___ Data supplied ___
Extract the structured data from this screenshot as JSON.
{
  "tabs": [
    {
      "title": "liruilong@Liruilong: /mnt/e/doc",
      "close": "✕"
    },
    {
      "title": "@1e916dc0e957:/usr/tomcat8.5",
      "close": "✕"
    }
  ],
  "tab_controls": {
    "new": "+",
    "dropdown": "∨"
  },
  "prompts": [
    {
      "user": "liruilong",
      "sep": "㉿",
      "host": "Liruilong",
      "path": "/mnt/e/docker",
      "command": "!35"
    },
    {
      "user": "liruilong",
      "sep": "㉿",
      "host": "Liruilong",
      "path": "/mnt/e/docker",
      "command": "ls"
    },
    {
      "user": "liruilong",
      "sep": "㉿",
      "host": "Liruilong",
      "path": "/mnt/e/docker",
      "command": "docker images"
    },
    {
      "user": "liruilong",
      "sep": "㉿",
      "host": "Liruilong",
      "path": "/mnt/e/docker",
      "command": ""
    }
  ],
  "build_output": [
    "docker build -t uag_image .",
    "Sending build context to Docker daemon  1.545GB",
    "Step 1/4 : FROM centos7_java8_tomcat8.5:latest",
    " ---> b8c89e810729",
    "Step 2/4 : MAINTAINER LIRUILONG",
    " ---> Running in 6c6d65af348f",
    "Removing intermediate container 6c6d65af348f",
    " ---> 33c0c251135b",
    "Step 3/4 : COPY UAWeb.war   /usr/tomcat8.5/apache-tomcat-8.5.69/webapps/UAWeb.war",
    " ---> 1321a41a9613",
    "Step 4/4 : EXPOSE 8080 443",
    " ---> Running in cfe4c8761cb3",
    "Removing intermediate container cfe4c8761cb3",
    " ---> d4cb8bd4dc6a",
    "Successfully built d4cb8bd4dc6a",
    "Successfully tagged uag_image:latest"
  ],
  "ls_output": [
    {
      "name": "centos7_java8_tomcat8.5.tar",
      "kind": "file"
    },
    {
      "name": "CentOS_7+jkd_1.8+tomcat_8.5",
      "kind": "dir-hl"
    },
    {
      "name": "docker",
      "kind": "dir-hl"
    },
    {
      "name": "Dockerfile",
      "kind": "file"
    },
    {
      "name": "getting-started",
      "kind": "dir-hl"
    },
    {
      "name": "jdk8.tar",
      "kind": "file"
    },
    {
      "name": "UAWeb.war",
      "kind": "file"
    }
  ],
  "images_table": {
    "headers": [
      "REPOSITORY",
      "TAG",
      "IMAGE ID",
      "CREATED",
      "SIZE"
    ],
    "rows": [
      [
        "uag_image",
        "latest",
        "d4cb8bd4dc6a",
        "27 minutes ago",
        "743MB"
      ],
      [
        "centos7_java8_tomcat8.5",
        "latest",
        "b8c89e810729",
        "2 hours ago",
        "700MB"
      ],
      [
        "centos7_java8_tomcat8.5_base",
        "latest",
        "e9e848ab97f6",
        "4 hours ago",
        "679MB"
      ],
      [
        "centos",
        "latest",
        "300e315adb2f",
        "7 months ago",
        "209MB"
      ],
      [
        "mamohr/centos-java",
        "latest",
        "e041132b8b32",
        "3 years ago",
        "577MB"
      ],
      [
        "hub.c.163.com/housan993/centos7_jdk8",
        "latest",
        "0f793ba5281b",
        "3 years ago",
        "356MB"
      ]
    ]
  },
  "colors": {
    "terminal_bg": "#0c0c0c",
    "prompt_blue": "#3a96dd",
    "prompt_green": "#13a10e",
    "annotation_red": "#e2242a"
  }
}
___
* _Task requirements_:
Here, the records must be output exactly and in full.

* _Task answer_:
Extract the structured data from this screenshot as JSON.
{
  "tabs": [
    {
      "title": "liruilong@Liruilong: /mnt/e/doc",
      "close": "✕"
    },
    {
      "title": "@1e916dc0e957:/usr/tomcat8.5",
      "close": "✕"
    }
  ],
  "tab_controls": {
    "new": "+",
    "dropdown": "∨"
  },
  "prompts": [
    {
      "user": "liruilong",
      "sep": "㉿",
      "host": "Liruilong",
      "path": "/mnt/e/docker",
      "command": "!35"
    },
    {
      "user": "liruilong",
      "sep": "㉿",
      "host": "Liruilong",
      "path": "/mnt/e/docker",
      "command": "ls"
    },
    {
      "user": "liruilong",
      "sep": "㉿",
      "host": "Liruilong",
      "path": "/mnt/e/docker",
      "command": "docker images"
    },
    {
      "user": "liruilong",
      "sep": "㉿",
      "host": "Liruilong",
      "path": "/mnt/e/docker",
      "command": ""
    }
  ],
  "build_output": [
    "docker build -t uag_image .",
    "Sending build context to Docker daemon  1.545GB",
    "Step 1/4 : FROM centos7_java8_tomcat8.5:latest",
    " ---> b8c89e810729",
    "Step 2/4 : MAINTAINER LIRUILONG",
    " ---> Running in 6c6d65af348f",
    "Removing intermediate container 6c6d65af348f",
    " ---> 33c0c251135b",
    "Step 3/4 : COPY UAWeb.war   /usr/tomcat8.5/apache-tomcat-8.5.69/webapps/UAWeb.war",
    " ---> 1321a41a9613",
    "Step 4/4 : EXPOSE 8080 443",
    " ---> Running in cfe4c8761cb3",
    "Removing intermediate container cfe4c8761cb3",
    " ---> d4cb8bd4dc6a",
    "Successfully built d4cb8bd4dc6a",
    "Successfully tagged uag_image:latest"
  ],
  "ls_output": [
    {
      "name": "centos7_java8_tomcat8.5.tar",
      "kind": "file"
    },
    {
      "name": "CentOS_7+jkd_1.8+tomcat_8.5",
      "kind": "dir-hl"
    },
    {
      "name": "docker",
      "kind": "dir-hl"
    },
    {
      "name": "Dockerfile",
      "kind": "file"
    },
    {
      "name": "getting-started",
      "kind": "dir-hl"
    },
    {
      "name": "jdk8.tar",
      "kind": "file"
    },
    {
      "name": "UAWeb.war",
      "kind": "file"
    }
  ],
  "images_table": {
    "headers": [
      "REPOSITORY",
      "TAG",
      "IMAGE ID",
      "CREATED",
      "SIZE"
    ],
    "rows": [
      [
        "uag_image",
        "latest",
        "d4cb8bd4dc6a",
        "27 minutes ago",
        "743MB"
      ],
      [
        "centos7_java8_tomcat8.5",
        "latest",
        "b8c89e810729",
        "2 hours ago",
        "700MB"
      ],
      [
        "centos7_java8_tomcat8.5_base",
        "latest",
        "e9e848ab97f6",
        "4 hours ago",
        "679MB"
      ],
      [
        "centos",
        "latest",
        "300e315adb2f",
        "7 months ago",
        "209MB"
      ],
      [
        "mamohr/centos-java",
        "latest",
        "e041132b8b32",
        "3 years ago",
        "577MB"
      ],
      [
        "hub.c.163.com/housan993/centos7_jdk8",
        "latest",
        "0f793ba5281b",
        "3 years ago",
        "356MB"
      ]
    ]
  },
  "colors": {
    "terminal_bg": "#0c0c0c",
    "prompt_blue": "#3a96dd",
    "prompt_green": "#13a10e",
    "annotation_red": "#e2242a"
  }
}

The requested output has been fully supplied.